NEW YORK Most aluminum
scrap grade prices declined Feb. 28, with market participants
telling AMM that weakening exchange
prices coupled with recent turmoil overseas were beginning
to take a toll on secondary markets.
Prices for 5052 segregated
low-copper alloy clips fell to 92 to 94 cents per pound from 94
to 96 cents Feb. 25; 3105 clips declined to 83 to 85 cents per
pound from 85 to 86 cents; mill-grade mixed low-copper alloy
clips weakened to 81 to 82 cents per pound from 82 to 84 cents;
and the range for painted siding narrowed to 77 to 78 cents per
pound from 77 to 79 cents.
The cash primary aluminum
contract on the London Metal Exchange ended the Feb. 28
official session at $1,960 per tonne (88.9 cents per pound),
down 2.2 percent from $2,004 per tonne (90.9 cents per pound)
"Automotive and housing seem(ed)
to be going strong, things were looking upthen everything
starts to go the other way," one mill-grade seller said.
"Its pretty frustrating.
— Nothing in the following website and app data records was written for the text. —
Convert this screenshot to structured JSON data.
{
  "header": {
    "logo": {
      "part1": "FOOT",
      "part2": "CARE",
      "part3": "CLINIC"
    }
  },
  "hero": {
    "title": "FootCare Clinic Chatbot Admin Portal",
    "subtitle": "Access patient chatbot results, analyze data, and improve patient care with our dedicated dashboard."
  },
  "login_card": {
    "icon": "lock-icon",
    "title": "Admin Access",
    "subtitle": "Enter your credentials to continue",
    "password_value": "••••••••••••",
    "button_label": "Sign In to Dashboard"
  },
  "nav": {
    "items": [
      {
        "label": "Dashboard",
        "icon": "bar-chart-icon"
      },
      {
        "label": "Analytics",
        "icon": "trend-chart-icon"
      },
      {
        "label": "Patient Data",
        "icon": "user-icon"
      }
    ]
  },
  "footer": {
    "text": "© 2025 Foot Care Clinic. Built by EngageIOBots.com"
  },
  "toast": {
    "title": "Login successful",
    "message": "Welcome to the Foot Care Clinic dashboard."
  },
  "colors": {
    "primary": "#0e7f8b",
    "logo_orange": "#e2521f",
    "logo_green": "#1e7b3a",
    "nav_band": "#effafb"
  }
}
Either way, when prices come
back, which I think they will, people are going to have pay the
Meanwhile, prices for most
secondary smelters grades also followed terminal markets
down, sources said.
Prices for mixed high-copper
clips fell to 76 to 78 cents per pound Feb. 28 from 77 to 79
cents previously; mixed high-zinc clips weakened to 69 to 71
cents per pound from 70 to 72 cents; 1-1-3 sows moved to 78 to
80 cents per pound from 79 to 81 cents; painted siding fell to
73 to 75 cents per pound from 74 to 76 cents; old sheet slipped
to 72 to 74 cents per pound from 73 to 75 cents; and high-grade
turnings and mixed-grade turnings each weakened by a penny to
72 to 74 cents and 66 to 68 cents, respectively.
Aluminum-copper radiators fell
to a range of $1.75 to $1.80 per pound from $1.78 to $1.83, and
used beverage cans fell to 75 to 77 cents per pound from 76 to
"Despite lower markets, scrap is
still tight," one scrap trader said. "If there were not a
shortage of primary aluminum, I think we would see secondary
markets falling even lower."
The LMEs cash North
American special aluminum alloy contract (Nasaac) ended the
Feb. 28 official session at a 30-day low, closing at $1,845 per
tonne (83.7 cents per pound), down 2.4 percent from $1,890.50
per tonne (85.7 cents per pound) Feb. 25.
Reacting to the overall weakness
in terminal markets, some aluminum alloy prices declined Feb.
28, with market sources telling AMM that sellers are
still trying to hold the line on prices.
The price range for 319.1
widened to $1.09 to $1.11 per pound from $1.10 to $1.11
previously; 356.1 fell to $1.11 to $1.12 per pound from $1.12
to $1.13; and A413.1 slid to $1.10 to $1.12 per pound from
$1.11 to $1.12.
"If the LME stays down long
enough, alloy prices will start to fall more dramatically," an
alloy producer told AMM. "There is still strong demand
for ingot, but scrap has been very competitive and spreads are
still very narrow."
All other secondary scrap grades